Chocolate chips hold a special place in our heart. They truly are that one ingredient that can make any dessert better! We like to add them to pretty much anything: smoothie bowls, pancakes, ice cream, cookie dough; the list goes on and on.
While we focus on (and maybe obsess over) the nutrients, vitamins or calories in our food, food social enterprises like Newcomer Kitchen are using food's potential to open minds, build healthy communities, and open minds. "You are what you eat" takes on new meaning if we consider not only what is in our dinner, but how and with whom we are dining.
Unless you have a friend or relative from one of the islands, it's virtually unknown to the majority of the populace. This is a good and bad thing. Good -- because these islands preserve some of the most untouched and natural beauty left in the world. Bad -- because if you're not here, you're missing out.
I'm confident you're familiar with dried figs, but fresh? They're sweet and juicy with that little bit of crunch from the seeds is a side benefit to the number of delicious health benefits. So what would happen if we took this pleasure food and lovingly coated it in one of the greatest aphrodisiacs, chocolate?
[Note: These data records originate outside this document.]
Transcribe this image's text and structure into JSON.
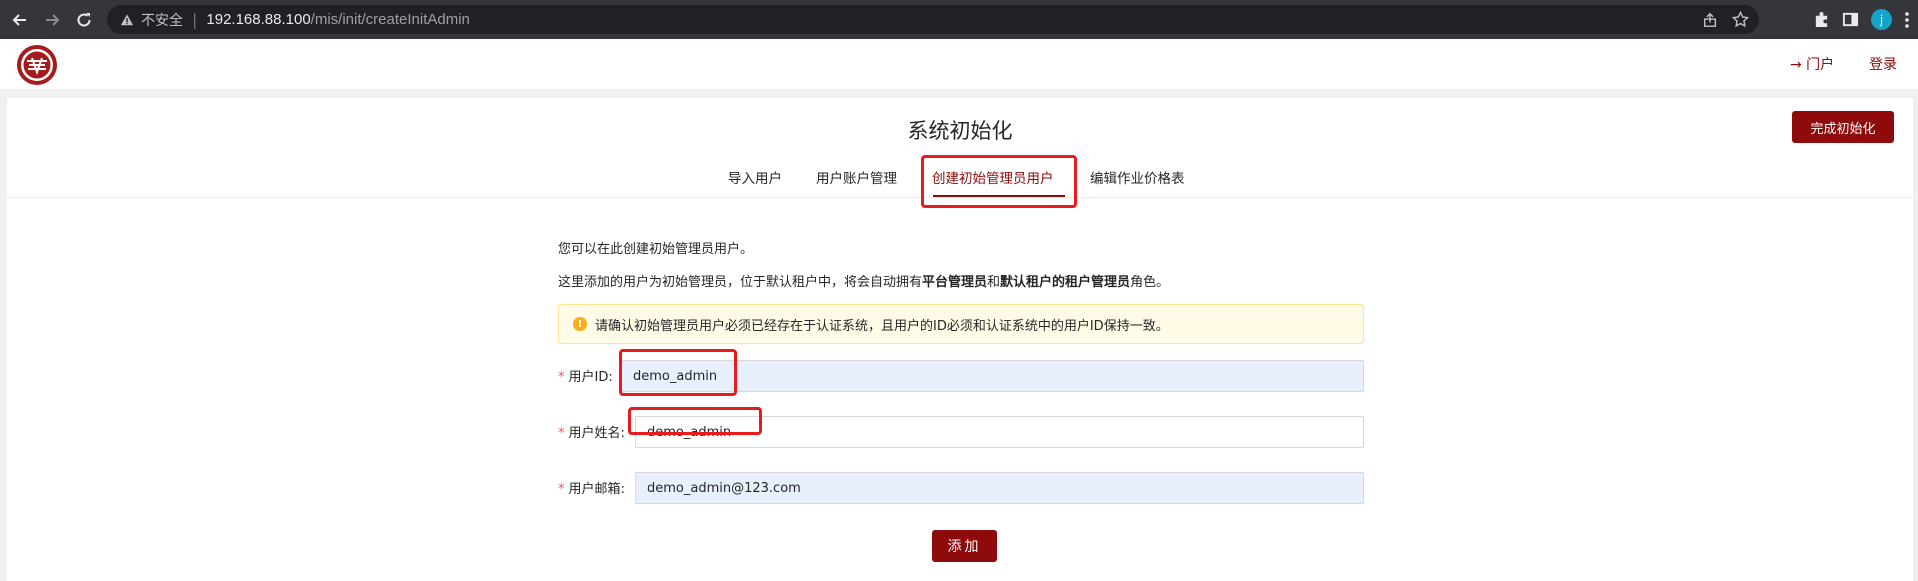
{
  "browser": {
    "insecure_label": "不安全",
    "url_host": "192.168.88.100",
    "url_path": "/mis/init/createInitAdmin",
    "profile_initial": "j"
  },
  "header": {
    "portal_link": "→ 门户",
    "login_link": "登录"
  },
  "page": {
    "title": "系统初始化",
    "finish_button": "完成初始化",
    "tabs": [
      {
        "label": "导入用户",
        "active": false
      },
      {
        "label": "用户账户管理",
        "active": false
      },
      {
        "label": "创建初始管理员用户",
        "active": true
      },
      {
        "label": "编辑作业价格表",
        "active": false
      }
    ],
    "intro": "您可以在此创建初始管理员用户。",
    "desc_prefix": "这里添加的用户为初始管理员，位于默认租户中，将会自动拥有",
    "desc_role1": "平台管理员",
    "desc_and": "和",
    "desc_role2": "默认租户的租户管理员",
    "desc_suffix": "角色。",
    "alert_text": "请确认初始管理员用户必须已经存在于认证系统，且用户的ID必须和认证系统中的用户ID保持一致。",
    "form": {
      "required_mark": "*",
      "user_id_label": "用户ID:",
      "user_id_value": "demo_admin",
      "user_name_label": "用户姓名:",
      "user_name_value": "demo_admin",
      "email_label": "用户邮箱:",
      "email_value": "demo_admin@123.com"
    },
    "add_button": "添加"
  },
  "colors": {
    "brand": "#8f0b0b",
    "highlight": "#e81c1c",
    "alert_bg": "#fffbe6",
    "autofill_bg": "#e8f0fe"
  }
}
Icewine is perceived as the untamable beast of the wine family. Have you ever heard someone pronounce their undying love for it? Highly unlikely. Most of the time, I get "oh, it's far too sweet" as a response-- and it becomes an afterthought--- perhaps a novelty to try and have with either dessert or cheese.
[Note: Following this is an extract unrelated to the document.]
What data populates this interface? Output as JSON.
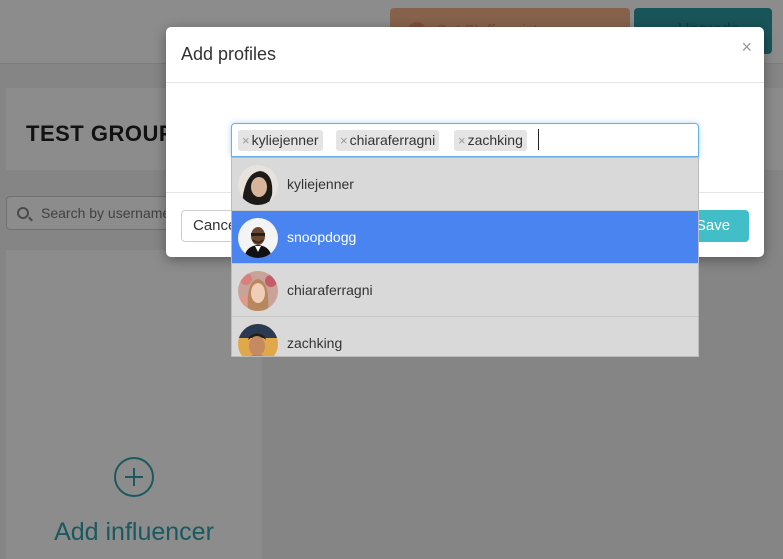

I began experimenting with some classic nutrient-packed ingredients and then did something I rarely do: I added a protein powder to the mix. The key was to make a fibre-rich, protein-rich and fat-rich recipe: the trifecta of a power snack. And so, I landed at a chocolate dipped, vanilla macaroon.
What does it mean to "connect with our food"? There's so much hype and hysteria over this phrase that it's difficult to cultivate an organic experience these days. Not so with the Stratford Chefs League.
And feast we did; it was an endless bounty of trattoria delights. We began with an array of vivid greens. A toss and tumble
This gluten-free berry crumble is featured in my book UnDiet -- called the All Season Fruit Crumble for the very awesome reason that you can literally use whatever fruit is in season to make this -- berries, peaches, pears, apples... (Please refrain from experimenting with watermelons.)
Happy Canada Day weekend! What I love about this Summer Corn Salad recipe is that with the very same ingredients, you can enjoy this cooked or raw and can be used in so many ways.